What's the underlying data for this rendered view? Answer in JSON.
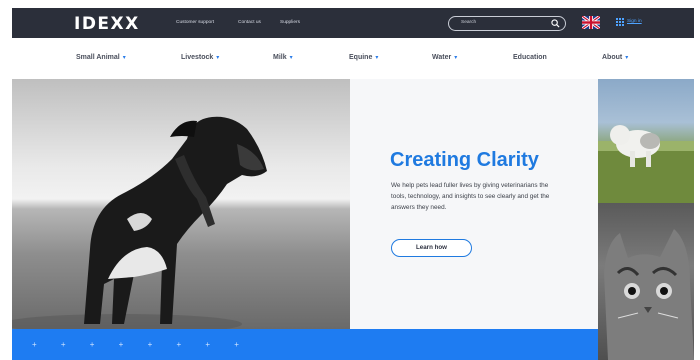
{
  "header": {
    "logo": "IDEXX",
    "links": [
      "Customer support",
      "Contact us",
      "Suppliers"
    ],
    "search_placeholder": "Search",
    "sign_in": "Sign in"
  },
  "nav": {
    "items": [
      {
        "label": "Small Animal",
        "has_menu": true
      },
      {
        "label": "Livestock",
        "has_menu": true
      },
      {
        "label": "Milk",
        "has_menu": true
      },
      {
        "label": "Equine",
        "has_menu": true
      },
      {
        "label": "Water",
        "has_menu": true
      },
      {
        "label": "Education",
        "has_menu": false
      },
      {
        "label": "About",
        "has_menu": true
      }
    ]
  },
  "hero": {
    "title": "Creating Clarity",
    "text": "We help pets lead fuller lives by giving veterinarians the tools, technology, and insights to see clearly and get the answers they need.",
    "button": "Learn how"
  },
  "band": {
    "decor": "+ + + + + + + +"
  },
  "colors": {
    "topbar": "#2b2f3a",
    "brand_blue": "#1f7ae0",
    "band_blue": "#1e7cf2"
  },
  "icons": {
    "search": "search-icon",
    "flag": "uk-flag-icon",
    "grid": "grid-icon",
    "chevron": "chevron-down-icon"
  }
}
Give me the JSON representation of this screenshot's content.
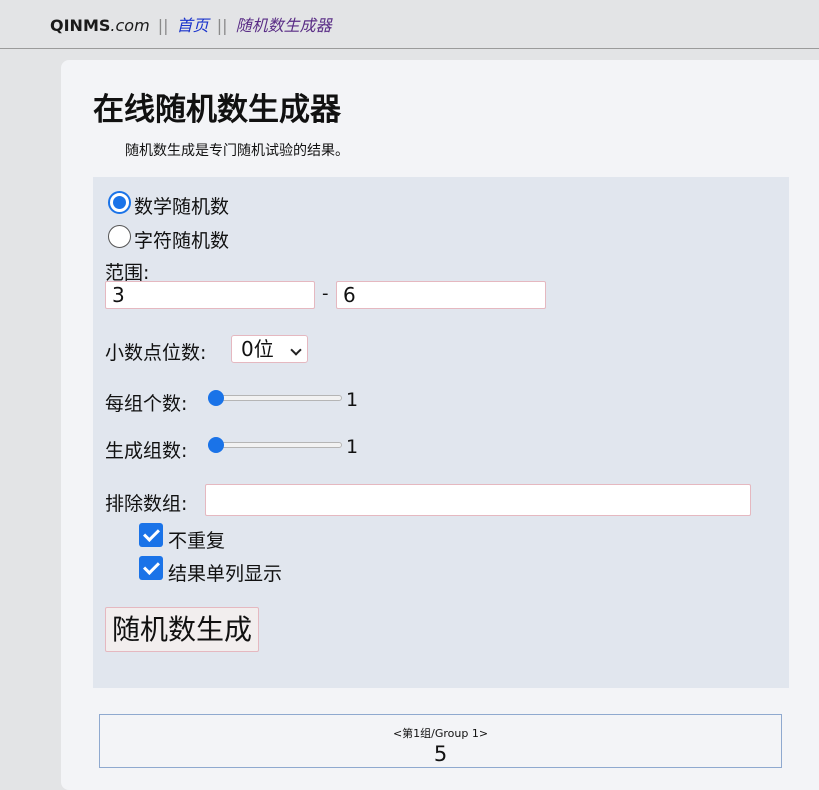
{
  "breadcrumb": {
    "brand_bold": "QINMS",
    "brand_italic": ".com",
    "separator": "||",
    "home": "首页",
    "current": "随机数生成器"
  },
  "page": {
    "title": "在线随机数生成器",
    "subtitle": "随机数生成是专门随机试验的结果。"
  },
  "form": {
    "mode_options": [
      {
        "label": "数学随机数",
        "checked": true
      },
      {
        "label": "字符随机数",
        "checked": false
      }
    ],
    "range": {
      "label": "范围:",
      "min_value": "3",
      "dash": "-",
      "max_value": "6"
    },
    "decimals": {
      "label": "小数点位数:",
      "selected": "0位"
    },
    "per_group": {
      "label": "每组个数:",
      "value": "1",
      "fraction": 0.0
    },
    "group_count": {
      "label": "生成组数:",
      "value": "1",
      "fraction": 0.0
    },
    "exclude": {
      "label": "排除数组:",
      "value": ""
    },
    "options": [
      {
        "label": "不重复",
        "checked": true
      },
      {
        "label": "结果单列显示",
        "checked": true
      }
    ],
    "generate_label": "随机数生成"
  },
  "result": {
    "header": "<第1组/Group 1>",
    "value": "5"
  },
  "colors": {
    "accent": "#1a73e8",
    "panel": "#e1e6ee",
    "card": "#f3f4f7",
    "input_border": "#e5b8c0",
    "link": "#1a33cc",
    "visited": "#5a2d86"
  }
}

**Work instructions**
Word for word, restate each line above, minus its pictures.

**Exercise result**
What's the underlying data for this rendered view? Answer in JSON.
{
  "header": {
    "logo": "IDEXX",
    "links": [
      "Customer support",
      "Contact us",
      "Suppliers"
    ],
    "search_placeholder": "Search",
    "sign_in": "Sign in"
  },
  "nav": {
    "items": [
      {
        "label": "Small Animal",
        "has_menu": true
      },
      {
        "label": "Livestock",
        "has_menu": true
      },
      {
        "label": "Milk",
        "has_menu": true
      },
      {
        "label": "Equine",
        "has_menu": true
      },
      {
        "label": "Water",
        "has_menu": true
      },
      {
        "label": "Education",
        "has_menu": false
      },
      {
        "label": "About",
        "has_menu": true
      }
    ]
  },
  "hero": {
    "title": "Creating Clarity",
    "text": "We help pets lead fuller lives by giving veterinarians the tools, technology, and insights to see clearly and get the answers they need.",
    "button": "Learn how"
  },
  "band": {
    "decor": "+ + + + + + + +"
  },
  "colors": {
    "topbar": "#2b2f3a",
    "brand_blue": "#1f7ae0",
    "band_blue": "#1e7cf2"
  },
  "icons": {
    "search": "search-icon",
    "flag": "uk-flag-icon",
    "grid": "grid-icon",
    "chevron": "chevron-down-icon"
  }
}
Give me the JSON representation of this screenshot's content.
{
  "breadcrumb": {
    "brand_bold": "QINMS",
    "brand_italic": ".com",
    "separator": "||",
    "home": "首页",
    "current": "随机数生成器"
  },
  "page": {
    "title": "在线随机数生成器",
    "subtitle": "随机数生成是专门随机试验的结果。"
  },
  "form": {
    "mode_options": [
      {
        "label": "数学随机数",
        "checked": true
      },
      {
        "label": "字符随机数",
        "checked": false
      }
    ],
    "range": {
      "label": "范围:",
      "min_value": "3",
      "dash": "-",
      "max_value": "6"
    },
    "decimals": {
      "label": "小数点位数:",
      "selected": "0位"
    },
    "per_group": {
      "label": "每组个数:",
      "value": "1",
      "fraction": 0.0
    },
    "group_count": {
      "label": "生成组数:",
      "value": "1",
      "fraction": 0.0
    },
    "exclude": {
      "label": "排除数组:",
      "value": ""
    },
    "options": [
      {
        "label": "不重复",
        "checked": true
      },
      {
        "label": "结果单列显示",
        "checked": true
      }
    ],
    "generate_label": "随机数生成"
  },
  "result": {
    "header": "<第1组/Group 1>",
    "value": "5"
  },
  "colors": {
    "accent": "#1a73e8",
    "panel": "#e1e6ee",
    "card": "#f3f4f7",
    "input_border": "#e5b8c0",
    "link": "#1a33cc",
    "visited": "#5a2d86"
  }
}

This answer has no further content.